GP practices are working extremely hard to make sure patients can access the right help as quickly and safely as possible. However, the demand for GP appointments nationally is at an all-time high and this may impact on the waiting time to address your enquiry.
Practices are open and appointments are available
You will always be offered a face to face appointment if it is clinically necessary and many practices are once again offering face to face appointments if that is the patient’s preference.
However, many issues can be safely and conveniently managed over the phone and some practices will continue to triage calls and direct people to the most appropriate support. This may not necessarily be a GP as many other members of the practice team may be better placed to help you.
New ways of accessing services during the pandemic
A video from NHS England explains the different ways practices are working and how to access services.
View the video on the NHS website: www.nhs.uk/health-at-home/
How you can help
Practice staff are working hard in difficult circumstances – help them to help you by treating them with courtesy and respect and choosing the right service for your needs:
eConsult online enquiry and call back
Help from your local pharmacy
Frequently Asked Questions
How are appointments made at my GP practice?
All appointments are triaged over the phone. This means you are asked to describe what is wrong, so that we can make sure you have an appointment with the most appropriate person.
What is triage?
A trained member of the GP practice team assesses you over the phone and decides which type of appointment is most suitable. Sometimes, our receptionists need to ask personal questions to help make sure you speak to the right person. GP reception staff are a vital part of the GP practice team. They are skilled in assisting with triage and treat all information confidentially.
A Guide to your GP practice
Coventry & Warwickshire Clinical Commissioning Group has produced a useful guide to the different types of appointments and support you can expect to receive at your local practice.
What kind of appointments are there?
Face-to-face: You see a healthcare professional in person.
Video and telephone consultations: You speak with a healthcare professional over the phone or on a video call from your mobile phone, tablet or computer. On video calls you can see your healthcare professional from the comfort of your own home.
E-consultations: Many GP practice websites have forms that you can fill in with your medical concerns. The forms are reviewed by a GP. Advice is given or a member of the practice team calls you back to discuss the issue further. You may need to see a healthcare professional in person following a video or telephone call or an e-consultation. Your healthcare professional will discuss this with you.
Who might I see or speak to?
GP practices, or networks of GP practices, are now home to a range of health professionals who can diagnose and treat you. If it is most appropriate for you to see a doctor, you will be offered an appointment with a GP. However, a GP is not always the best person for you to see.
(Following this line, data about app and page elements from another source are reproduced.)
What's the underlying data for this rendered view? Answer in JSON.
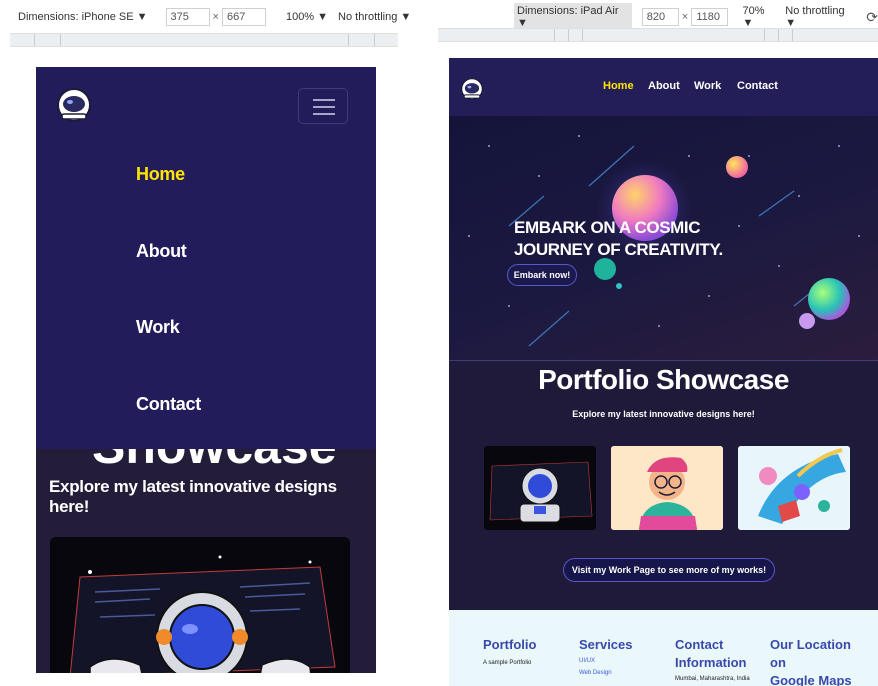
{
  "devtools_left": {
    "dimensions_label": "Dimensions: iPhone SE",
    "width": "375",
    "times": "×",
    "height": "667",
    "zoom": "100%",
    "throttling": "No throttling"
  },
  "devtools_right": {
    "dimensions_label": "Dimensions: iPad Air",
    "width": "820",
    "times": "×",
    "height": "1180",
    "zoom": "70%",
    "throttling": "No throttling"
  },
  "mobile": {
    "menu": [
      {
        "label": "Home",
        "active": true
      },
      {
        "label": "About",
        "active": false
      },
      {
        "label": "Work",
        "active": false
      },
      {
        "label": "Contact",
        "active": false
      }
    ],
    "showcase_partial": "Showcase",
    "subtitle": "Explore my latest innovative designs here!"
  },
  "tablet": {
    "nav": [
      {
        "label": "Home",
        "active": true
      },
      {
        "label": "About",
        "active": false
      },
      {
        "label": "Work",
        "active": false
      },
      {
        "label": "Contact",
        "active": false
      }
    ],
    "hero": {
      "line1": "EMBARK ON A COSMIC",
      "line2": "JOURNEY OF CREATIVITY.",
      "button": "Embark now!"
    },
    "showcase_title": "Portfolio Showcase",
    "showcase_subtitle": "Explore my latest innovative designs here!",
    "visit_button": "Visit my Work Page to see more of my works!",
    "footer": {
      "col1_heading": "Portfolio",
      "col1_text": "A sample Portfolio",
      "col2_heading": "Services",
      "col2_links": [
        "UI/UX",
        "Web Design"
      ],
      "col3_heading_line1": "Contact",
      "col3_heading_line2": "Information",
      "col3_text": "Mumbai, Maharashtra, India",
      "col4_heading_line1": "Our Location",
      "col4_heading_line2": "on",
      "col4_heading_line3": "Google Maps"
    }
  },
  "colors": {
    "nav_bg": "#221c5a",
    "page_bg": "#231d3a",
    "accent_yellow": "#ffe600",
    "footer_heading": "#3949ab"
  },
  "icons": [
    "astronaut-helmet-logo-icon",
    "hamburger-menu-icon",
    "rotate-device-icon"
  ]
}
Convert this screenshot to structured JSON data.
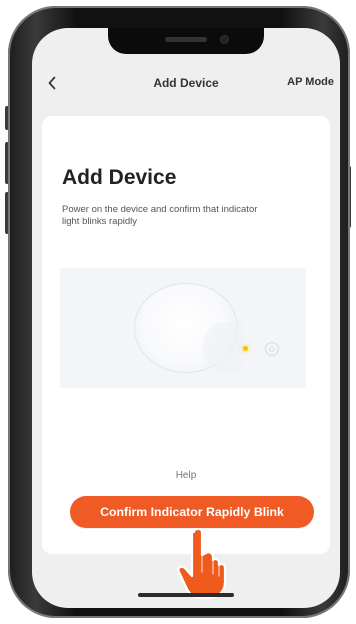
{
  "nav": {
    "title": "Add Device",
    "mode": "AP Mode",
    "back_icon": "chevron-left-icon"
  },
  "content": {
    "title": "Add Device",
    "description": "Power on the device and confirm that indicator light blinks rapidly",
    "help": "Help",
    "confirm_button": "Confirm Indicator Rapidly Blink"
  },
  "illustration": {
    "device_icon": "smart-device-icon",
    "indicator_color": "#f5c400"
  },
  "gesture": {
    "icon": "pointing-hand-icon"
  },
  "colors": {
    "accent": "#f05a24",
    "screen_background": "#efefef",
    "card_background": "#ffffff"
  }
}
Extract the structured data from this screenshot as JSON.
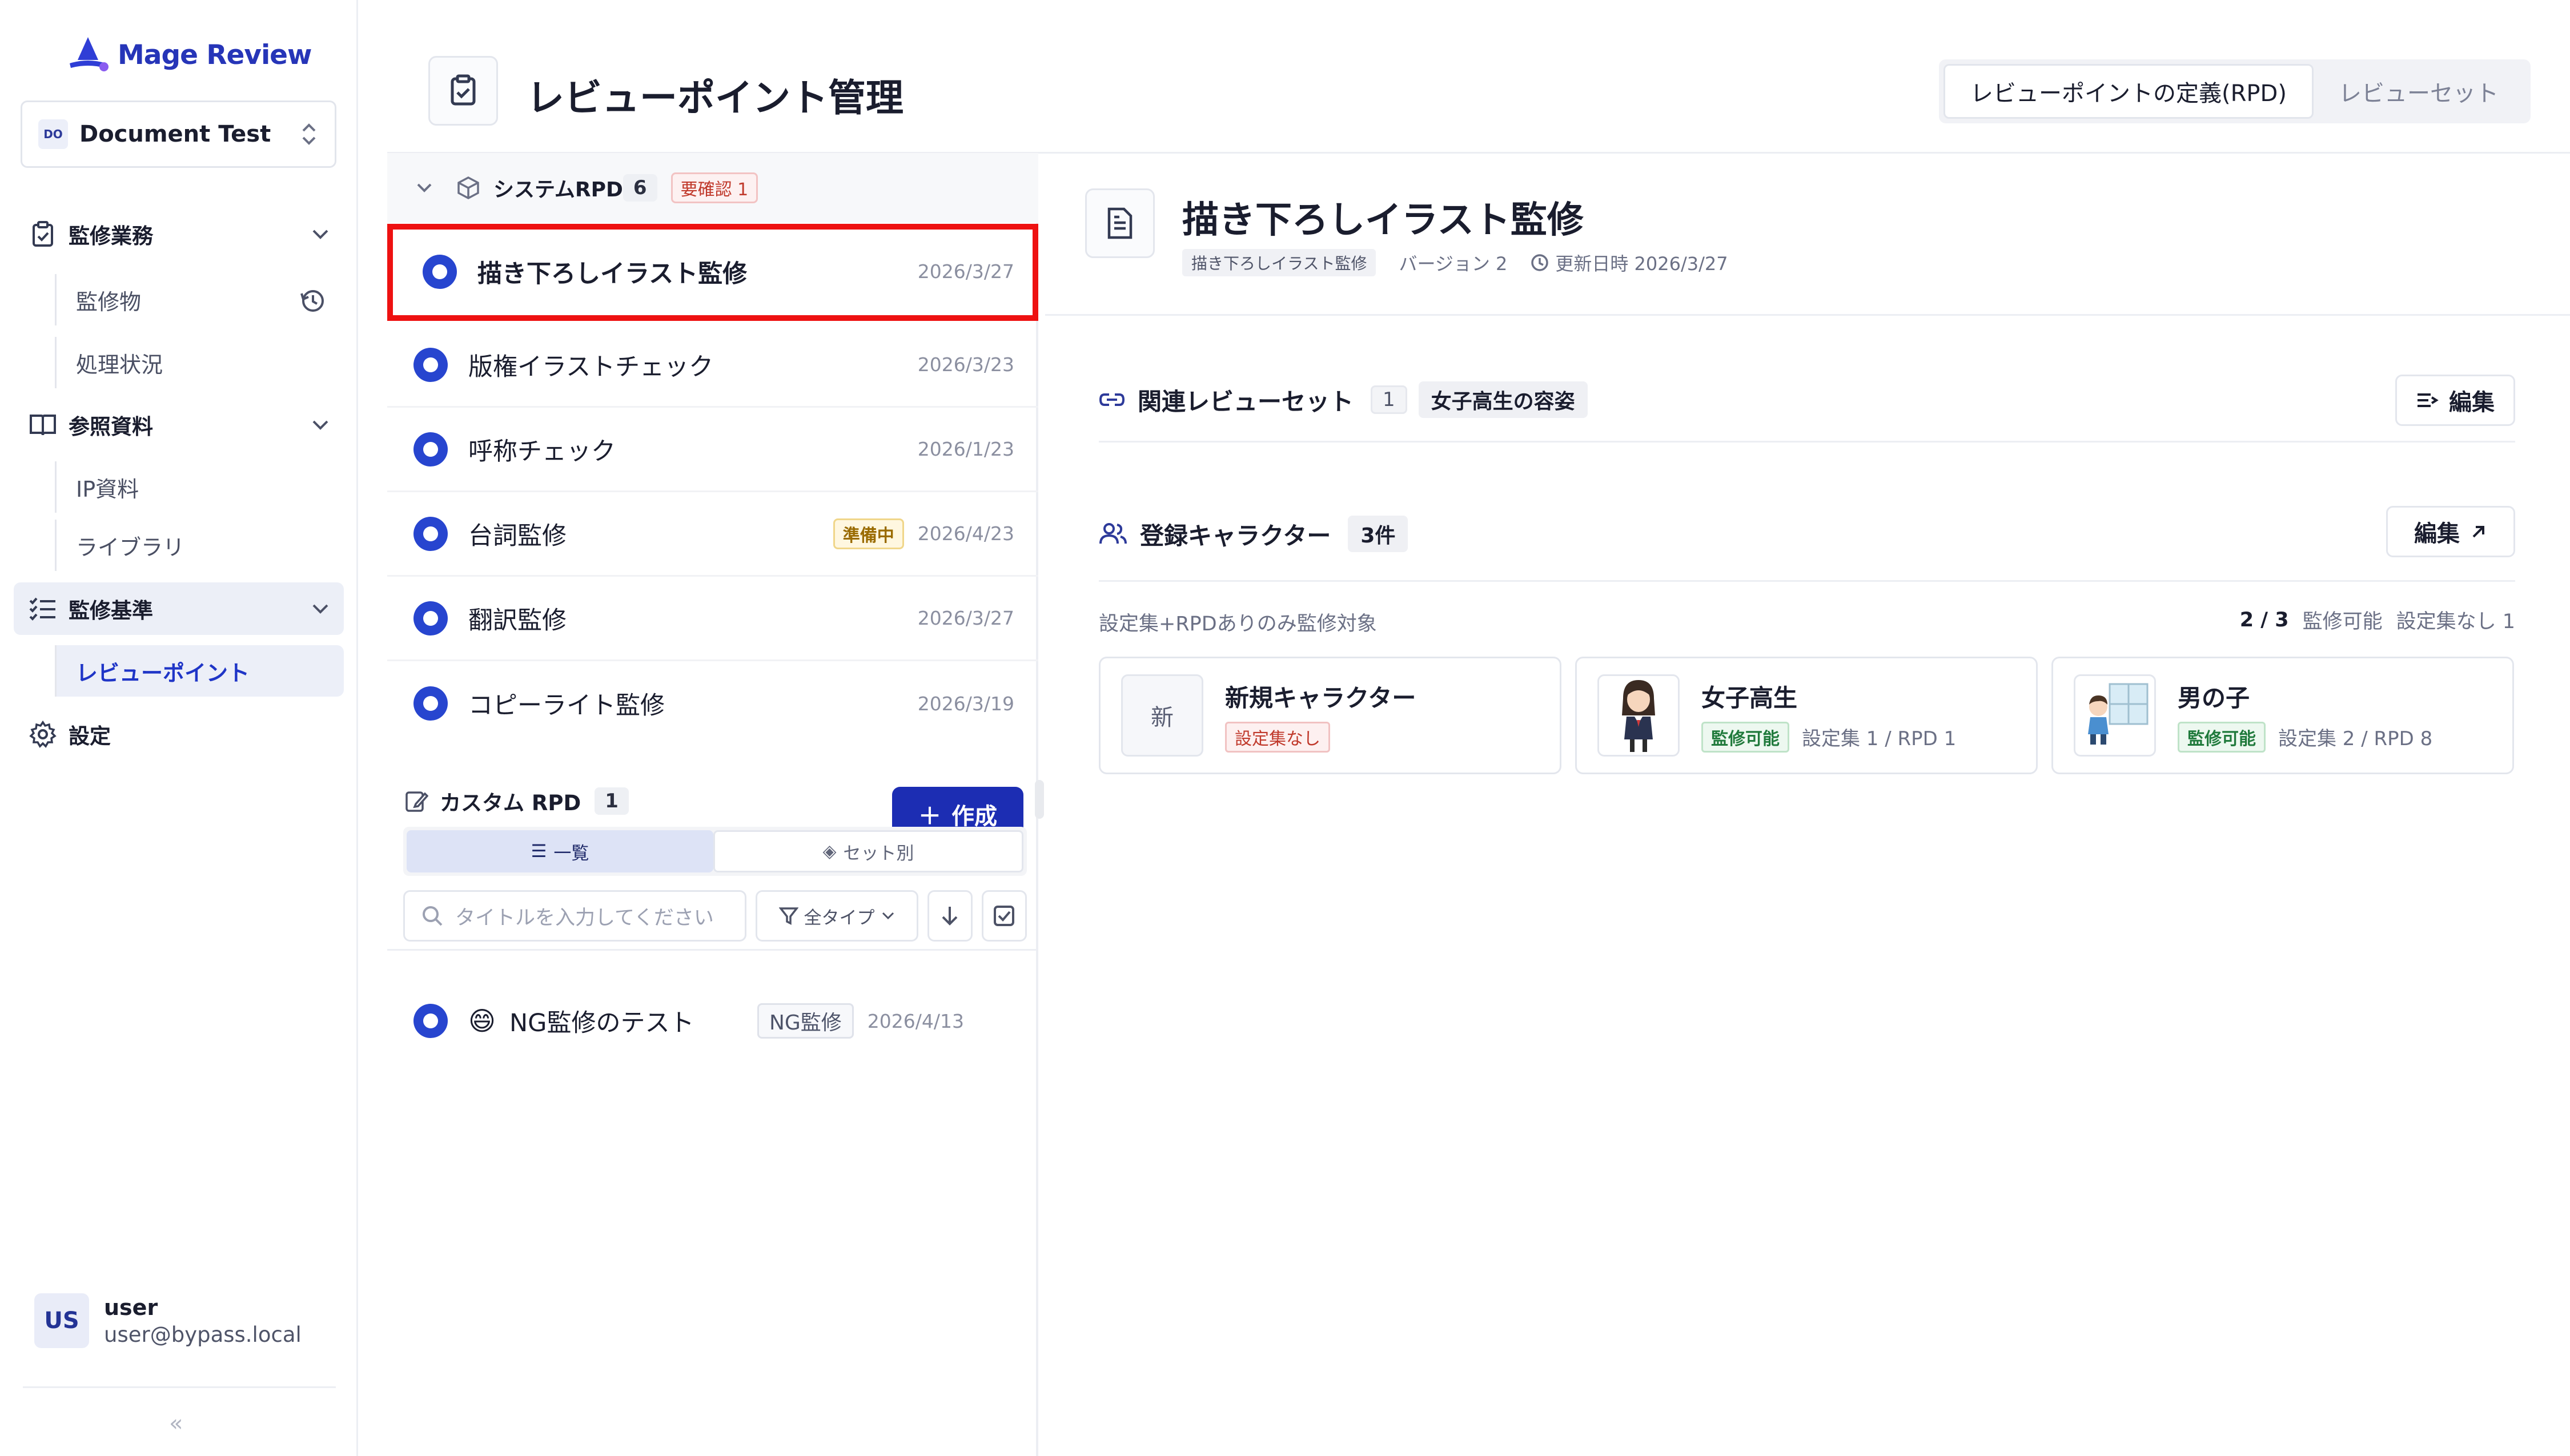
{
  "sidebar": {
    "brand": "Mage Review",
    "workspace": {
      "badge": "DO",
      "name": "Document Test"
    },
    "groups": [
      {
        "label": "監修業務",
        "items": [
          "監修物",
          "処理状況"
        ]
      },
      {
        "label": "参照資料",
        "items": [
          "IP資料",
          "ライブラリ"
        ]
      },
      {
        "label": "監修基準",
        "items": [
          "レビューポイント"
        ]
      },
      {
        "label": "設定"
      }
    ],
    "user": {
      "avatar": "US",
      "name": "user",
      "email": "user@bypass.local"
    },
    "collapse": "«"
  },
  "header": {
    "title": "レビューポイント管理",
    "tabs": [
      "レビューポイントの定義(RPD)",
      "レビューセット"
    ]
  },
  "list": {
    "system": {
      "title": "システムRPD",
      "count": "6",
      "badge": "要確認 1"
    },
    "rows": [
      {
        "title": "描き下ろしイラスト監修",
        "date": "2026/3/27"
      },
      {
        "title": "版権イラストチェック",
        "date": "2026/3/23"
      },
      {
        "title": "呼称チェック",
        "date": "2026/1/23"
      },
      {
        "title": "台詞監修",
        "date": "2026/4/23",
        "tag": "準備中"
      },
      {
        "title": "翻訳監修",
        "date": "2026/3/27"
      },
      {
        "title": "コピーライト監修",
        "date": "2026/3/19"
      }
    ],
    "custom": {
      "title": "カスタム RPD",
      "count": "1",
      "create": "作成"
    },
    "segments": [
      "一覧",
      "セット別"
    ],
    "search_placeholder": "タイトルを入力してください",
    "filter": "全タイプ",
    "custom_rows": [
      {
        "emoji": "😄",
        "title": "NG監修のテスト",
        "tag": "NG監修",
        "date": "2026/4/13"
      }
    ]
  },
  "detail": {
    "title": "描き下ろしイラスト監修",
    "chip": "描き下ろしイラスト監修",
    "version": "バージョン  2",
    "updated": "更新日時 2026/3/27",
    "related": {
      "title": "関連レビューセット",
      "count": "1",
      "tag": "女子高生の容姿",
      "edit": "編集"
    },
    "characters": {
      "title": "登録キャラクター",
      "count": "3件",
      "edit": "編集",
      "note": "設定集+RPDありのみ監修対象",
      "ratio": "2  /  3",
      "ratio_label": "監修可能",
      "ratio_none": "設定集なし 1",
      "cards": [
        {
          "thumb": "新",
          "name": "新規キャラクター",
          "status": "設定集なし",
          "detail": ""
        },
        {
          "name": "女子高生",
          "status": "監修可能",
          "detail": "設定集 1 / RPD 1"
        },
        {
          "name": "男の子",
          "status": "監修可能",
          "detail": "設定集 2 / RPD 8"
        }
      ]
    }
  },
  "colors": {
    "accent": "#1c2db3",
    "radio": "#2745cf",
    "highlight": "#ee1111",
    "brand": "#2635b8"
  }
}
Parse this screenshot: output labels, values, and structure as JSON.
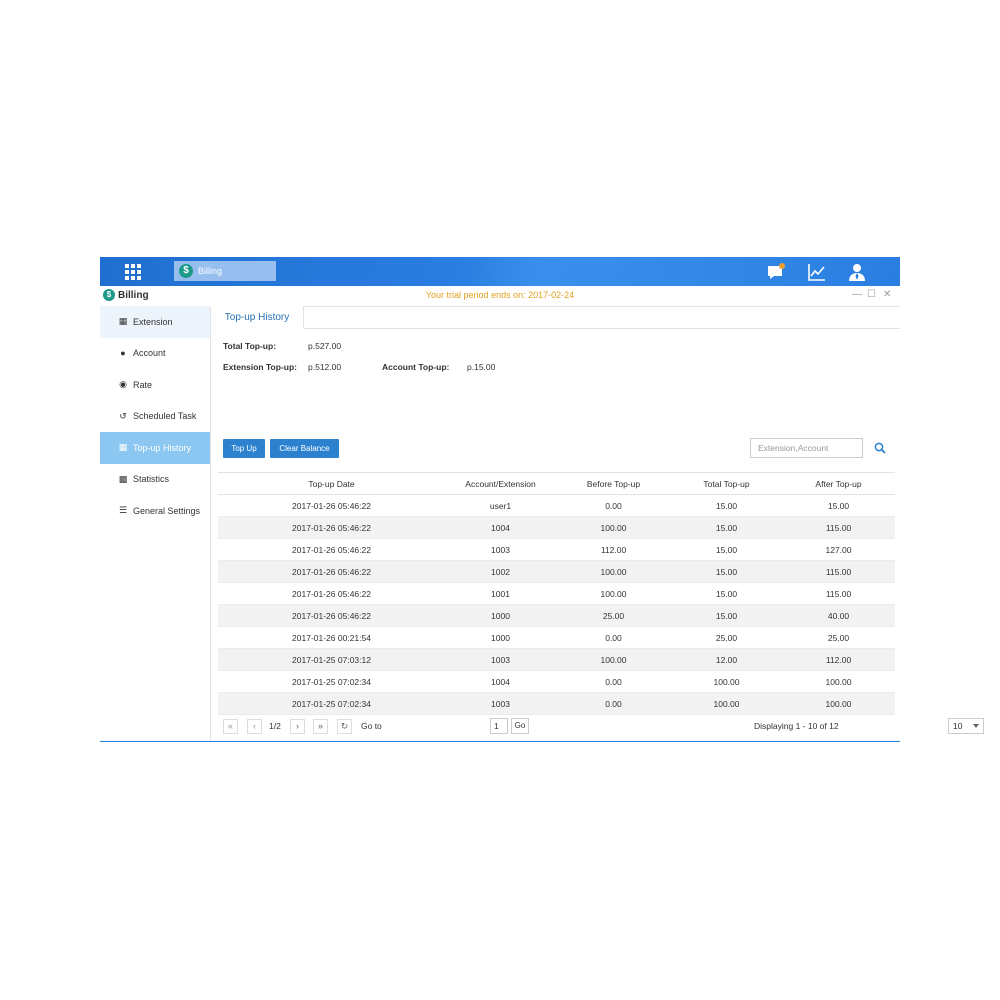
{
  "app": {
    "task_button_label": "Billing",
    "window_title": "Billing",
    "trial_notice": "Your trial period ends on: 2017-02-24"
  },
  "sidebar": {
    "items": [
      {
        "label": "Extension",
        "icon": "extension-icon"
      },
      {
        "label": "Account",
        "icon": "user-icon"
      },
      {
        "label": "Rate",
        "icon": "coin-icon"
      },
      {
        "label": "Scheduled Task",
        "icon": "history-clock-icon"
      },
      {
        "label": "Top-up History",
        "icon": "calendar-icon",
        "active": true
      },
      {
        "label": "Statistics",
        "icon": "bar-chart-icon"
      },
      {
        "label": "General Settings",
        "icon": "menu-lines-icon"
      }
    ]
  },
  "tab": {
    "label": "Top-up History"
  },
  "summary": {
    "total_label": "Total Top-up:",
    "total_value": "p.527.00",
    "extension_label": "Extension Top-up:",
    "extension_value": "p.512.00",
    "account_label": "Account Top-up:",
    "account_value": "p.15.00"
  },
  "actions": {
    "top_up": "Top Up",
    "clear_balance": "Clear Balance",
    "search_placeholder": "Extension,Account"
  },
  "table": {
    "headers": [
      "Top-up Date",
      "Account/Extension",
      "Before Top-up",
      "Total Top-up",
      "After Top-up"
    ],
    "rows": [
      [
        "2017-01-26 05:46:22",
        "user1",
        "0.00",
        "15.00",
        "15.00"
      ],
      [
        "2017-01-26 05:46:22",
        "1004",
        "100.00",
        "15.00",
        "115.00"
      ],
      [
        "2017-01-26 05:46:22",
        "1003",
        "112.00",
        "15.00",
        "127.00"
      ],
      [
        "2017-01-26 05:46:22",
        "1002",
        "100.00",
        "15.00",
        "115.00"
      ],
      [
        "2017-01-26 05:46:22",
        "1001",
        "100.00",
        "15.00",
        "115.00"
      ],
      [
        "2017-01-26 05:46:22",
        "1000",
        "25.00",
        "15.00",
        "40.00"
      ],
      [
        "2017-01-26 00:21:54",
        "1000",
        "0.00",
        "25.00",
        "25.00"
      ],
      [
        "2017-01-25 07:03:12",
        "1003",
        "100.00",
        "12.00",
        "112.00"
      ],
      [
        "2017-01-25 07:02:34",
        "1004",
        "0.00",
        "100.00",
        "100.00"
      ],
      [
        "2017-01-25 07:02:34",
        "1003",
        "0.00",
        "100.00",
        "100.00"
      ]
    ]
  },
  "pager": {
    "page": "1/2",
    "goto_label": "Go to",
    "goto_value": "1",
    "go_button": "Go",
    "displaying": "Displaying 1 - 10 of 12",
    "page_size": "10"
  },
  "colors": {
    "topbar": "#2a7ee0",
    "accent_button": "#2d82d0",
    "active_sidebar": "#8bc7f0",
    "trial_text": "#e0a020"
  }
}
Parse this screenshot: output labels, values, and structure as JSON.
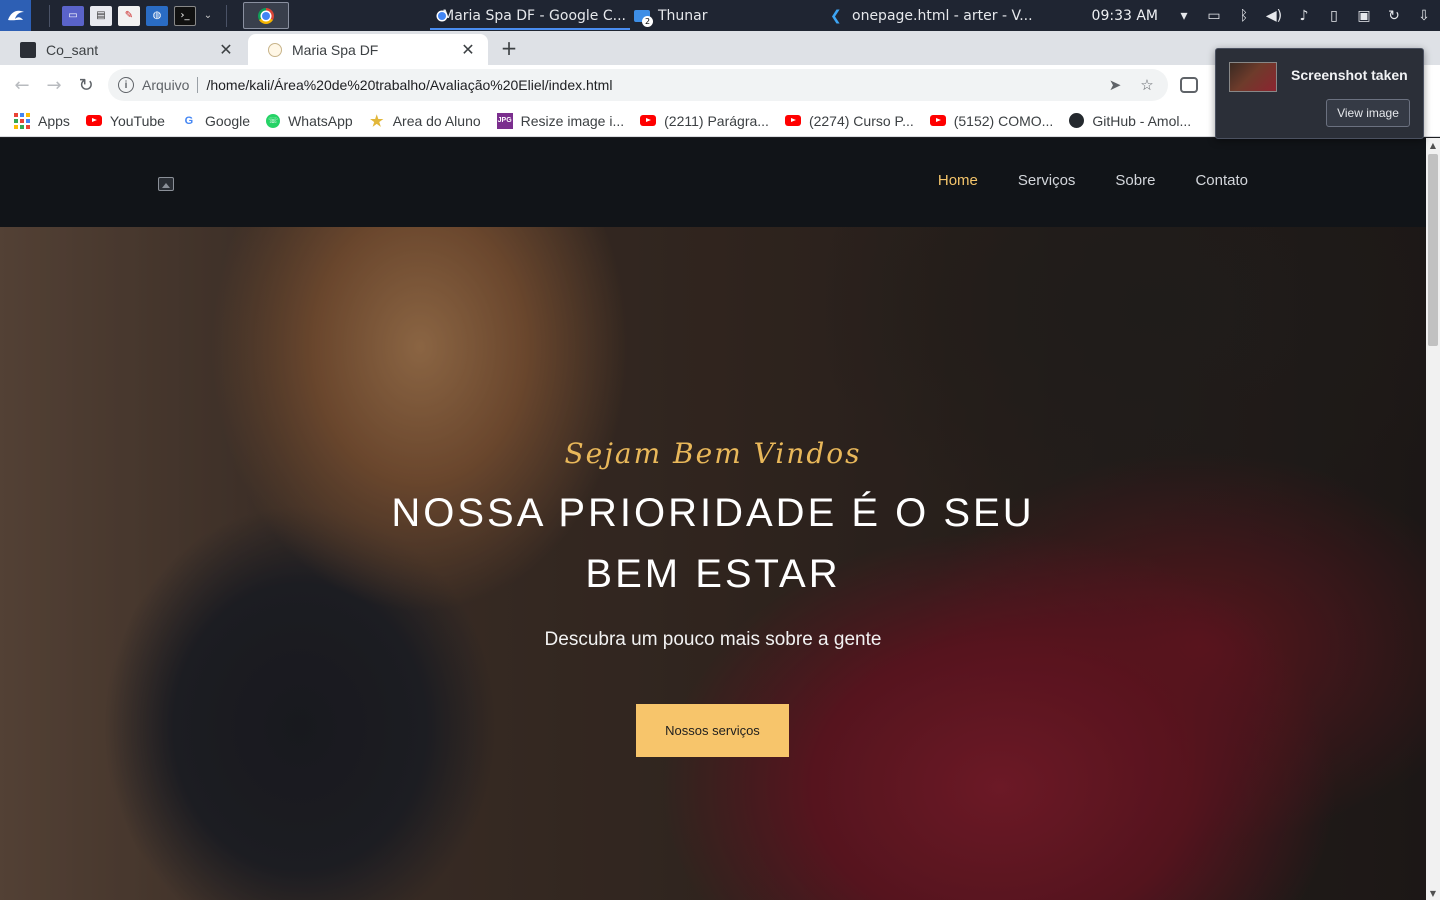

In addition to your doctor, there may also be a clinical pharmacist, physiotherapist or a health and wellbeing coach. There are also social prescribers, who can signpost you to a range of support services in your local community. The different roles are experts in different areas, which helps ensure you are seen by the person best suited to your needs.
What happens if I need GP services outside of practice opening times?
To make it easier to access GP services, practices can offer appointments in the evenings and at weekends at times to suit you. We call this our extended access service. Extended access appointments take place at ‘hub’ practices, so whilst you may not always see your usual GP at your usual practice, you will see an appropriate clinician at a place local to you. To make an extended access appointment, just contact your practice in the usual way. Outside normal surgery hours you can still phone your GP practice, but you’ll usually be directed to an out-of-hours service and phone number. You can also call 111 – 24 hours a day, 7 days a week.